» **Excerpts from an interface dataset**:
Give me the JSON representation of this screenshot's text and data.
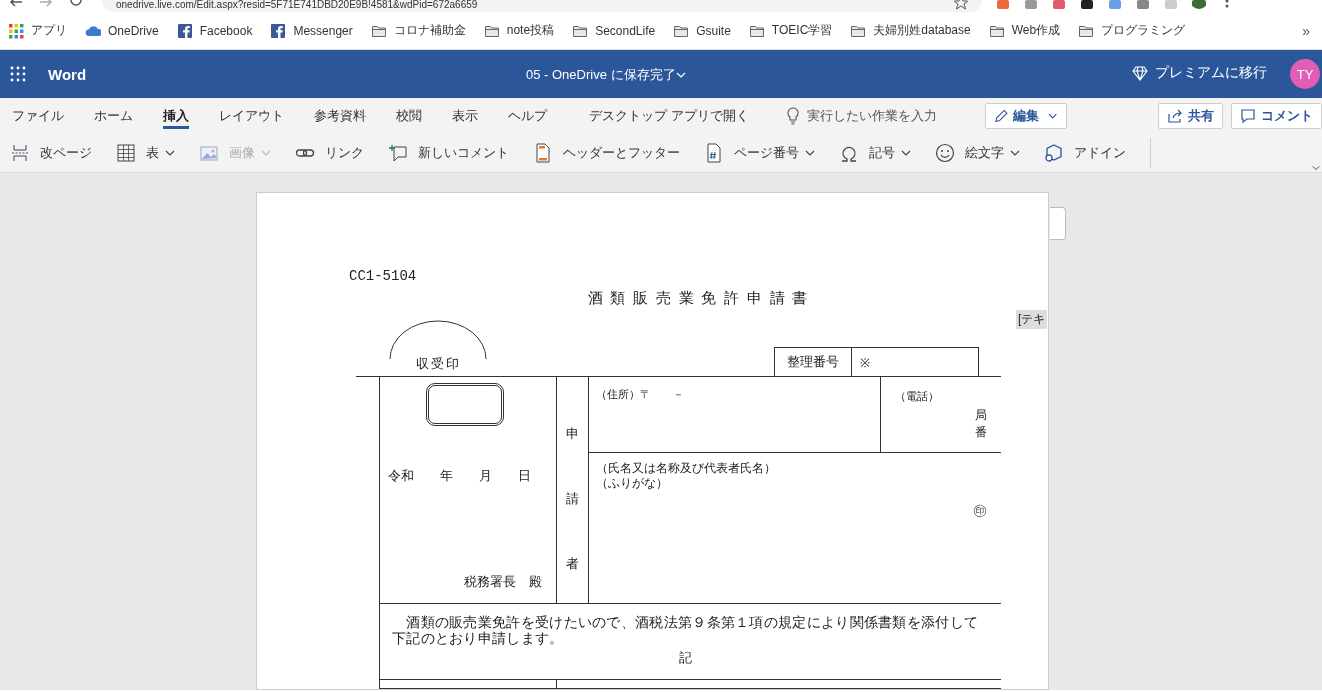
{
  "browser": {
    "url": "onedrive.live.com/Edit.aspx?resid=5F71E741DBD20E9B!4581&wdPid=672a6659",
    "bookmarks": [
      {
        "label": "アプリ",
        "kind": "apps"
      },
      {
        "label": "OneDrive",
        "kind": "cloud"
      },
      {
        "label": "Facebook",
        "kind": "social"
      },
      {
        "label": "Messenger",
        "kind": "social"
      },
      {
        "label": "コロナ補助金",
        "kind": "folder"
      },
      {
        "label": "note投稿",
        "kind": "folder"
      },
      {
        "label": "SecondLife",
        "kind": "folder"
      },
      {
        "label": "Gsuite",
        "kind": "folder"
      },
      {
        "label": "TOEIC学習",
        "kind": "folder"
      },
      {
        "label": "夫婦別姓database",
        "kind": "folder"
      },
      {
        "label": "Web作成",
        "kind": "folder"
      },
      {
        "label": "プログラミング",
        "kind": "folder"
      }
    ],
    "more": "»"
  },
  "app": {
    "name": "Word",
    "doc_title": "05 - OneDrive に保存完了",
    "premium": "プレミアムに移行",
    "avatar": "TY"
  },
  "ribbon_tabs": [
    {
      "label": "ファイル",
      "selected": false
    },
    {
      "label": "ホーム",
      "selected": false
    },
    {
      "label": "挿入",
      "selected": true
    },
    {
      "label": "レイアウト",
      "selected": false
    },
    {
      "label": "参考資料",
      "selected": false
    },
    {
      "label": "校閲",
      "selected": false
    },
    {
      "label": "表示",
      "selected": false
    },
    {
      "label": "ヘルプ",
      "selected": false
    }
  ],
  "ribbon_right": {
    "open_desktop": "デスクトップ アプリで開く",
    "search_placeholder": "実行したい作業を入力",
    "mode": "編集",
    "share": "共有",
    "comment": "コメント"
  },
  "commands": [
    {
      "label": "改ページ",
      "kind": "pagebreak",
      "dropdown": false,
      "disabled": false
    },
    {
      "label": "表",
      "kind": "table",
      "dropdown": true,
      "disabled": false
    },
    {
      "label": "画像",
      "kind": "image",
      "dropdown": true,
      "disabled": true
    },
    {
      "label": "リンク",
      "kind": "link",
      "dropdown": false,
      "disabled": false
    },
    {
      "label": "新しいコメント",
      "kind": "comment",
      "dropdown": false,
      "disabled": false
    },
    {
      "label": "ヘッダーとフッター",
      "kind": "header",
      "dropdown": false,
      "disabled": false
    },
    {
      "label": "ページ番号",
      "kind": "pagenum",
      "dropdown": true,
      "disabled": false
    },
    {
      "label": "記号",
      "kind": "symbol",
      "dropdown": true,
      "disabled": false
    },
    {
      "label": "絵文字",
      "kind": "emoji",
      "dropdown": true,
      "disabled": false
    },
    {
      "label": "アドイン",
      "kind": "addin",
      "dropdown": false,
      "disabled": false
    }
  ],
  "document": {
    "code": "CC1-5104",
    "title": "酒 類 販 売 業 免 許 申 請 書",
    "stamp_label": "収受印",
    "ref_label": "整理番号",
    "ref_mark": "※",
    "address_label": "（住所）〒　　－",
    "phone_label": "（電話）",
    "phone_units": [
      "局",
      "番"
    ],
    "date": "令和　　年　　月　　日",
    "addressee": "税務署長　殿",
    "applicant_label": [
      "申",
      "請",
      "者"
    ],
    "name_label": "（氏名又は名称及び代表者氏名）",
    "furigana_label": "（ふりがな）",
    "seal": "㊞",
    "statement": "　酒類の販売業免許を受けたいので、酒税法第９条第１項の規定により関係書類を添付して下記のとおり申請します。",
    "record": "記"
  },
  "side_tag": "[テキ"
}
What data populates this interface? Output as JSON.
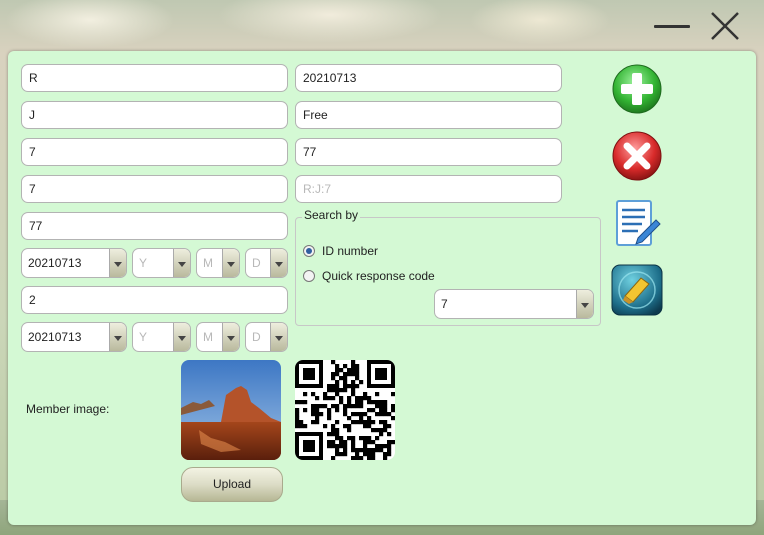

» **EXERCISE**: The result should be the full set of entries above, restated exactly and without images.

» **SOLUTION FOR THIS PROBLEM**:
Give me the JSON representation of this screenshot's text and data.
{
  "browser": {
    "url": "onedrive.live.com/Edit.aspx?resid=5F71E741DBD20E9B!4581&wdPid=672a6659",
    "bookmarks": [
      {
        "label": "アプリ",
        "kind": "apps"
      },
      {
        "label": "OneDrive",
        "kind": "cloud"
      },
      {
        "label": "Facebook",
        "kind": "social"
      },
      {
        "label": "Messenger",
        "kind": "social"
      },
      {
        "label": "コロナ補助金",
        "kind": "folder"
      },
      {
        "label": "note投稿",
        "kind": "folder"
      },
      {
        "label": "SecondLife",
        "kind": "folder"
      },
      {
        "label": "Gsuite",
        "kind": "folder"
      },
      {
        "label": "TOEIC学習",
        "kind": "folder"
      },
      {
        "label": "夫婦別姓database",
        "kind": "folder"
      },
      {
        "label": "Web作成",
        "kind": "folder"
      },
      {
        "label": "プログラミング",
        "kind": "folder"
      }
    ],
    "more": "»"
  },
  "app": {
    "name": "Word",
    "doc_title": "05 - OneDrive に保存完了",
    "premium": "プレミアムに移行",
    "avatar": "TY"
  },
  "ribbon_tabs": [
    {
      "label": "ファイル",
      "selected": false
    },
    {
      "label": "ホーム",
      "selected": false
    },
    {
      "label": "挿入",
      "selected": true
    },
    {
      "label": "レイアウト",
      "selected": false
    },
    {
      "label": "参考資料",
      "selected": false
    },
    {
      "label": "校閲",
      "selected": false
    },
    {
      "label": "表示",
      "selected": false
    },
    {
      "label": "ヘルプ",
      "selected": false
    }
  ],
  "ribbon_right": {
    "open_desktop": "デスクトップ アプリで開く",
    "search_placeholder": "実行したい作業を入力",
    "mode": "編集",
    "share": "共有",
    "comment": "コメント"
  },
  "commands": [
    {
      "label": "改ページ",
      "kind": "pagebreak",
      "dropdown": false,
      "disabled": false
    },
    {
      "label": "表",
      "kind": "table",
      "dropdown": true,
      "disabled": false
    },
    {
      "label": "画像",
      "kind": "image",
      "dropdown": true,
      "disabled": true
    },
    {
      "label": "リンク",
      "kind": "link",
      "dropdown": false,
      "disabled": false
    },
    {
      "label": "新しいコメント",
      "kind": "comment",
      "dropdown": false,
      "disabled": false
    },
    {
      "label": "ヘッダーとフッター",
      "kind": "header",
      "dropdown": false,
      "disabled": false
    },
    {
      "label": "ページ番号",
      "kind": "pagenum",
      "dropdown": true,
      "disabled": false
    },
    {
      "label": "記号",
      "kind": "symbol",
      "dropdown": true,
      "disabled": false
    },
    {
      "label": "絵文字",
      "kind": "emoji",
      "dropdown": true,
      "disabled": false
    },
    {
      "label": "アドイン",
      "kind": "addin",
      "dropdown": false,
      "disabled": false
    }
  ],
  "document": {
    "code": "CC1-5104",
    "title": "酒 類 販 売 業 免 許 申 請 書",
    "stamp_label": "収受印",
    "ref_label": "整理番号",
    "ref_mark": "※",
    "address_label": "（住所）〒　　－",
    "phone_label": "（電話）",
    "phone_units": [
      "局",
      "番"
    ],
    "date": "令和　　年　　月　　日",
    "addressee": "税務署長　殿",
    "applicant_label": [
      "申",
      "請",
      "者"
    ],
    "name_label": "（氏名又は名称及び代表者氏名）",
    "furigana_label": "（ふりがな）",
    "seal": "㊞",
    "statement": "　酒類の販売業免許を受けたいので、酒税法第９条第１項の規定により関係書類を添付して下記のとおり申請します。",
    "record": "記"
  },
  "side_tag": "[テキ"
}
What data populates this interface? Output as JSON.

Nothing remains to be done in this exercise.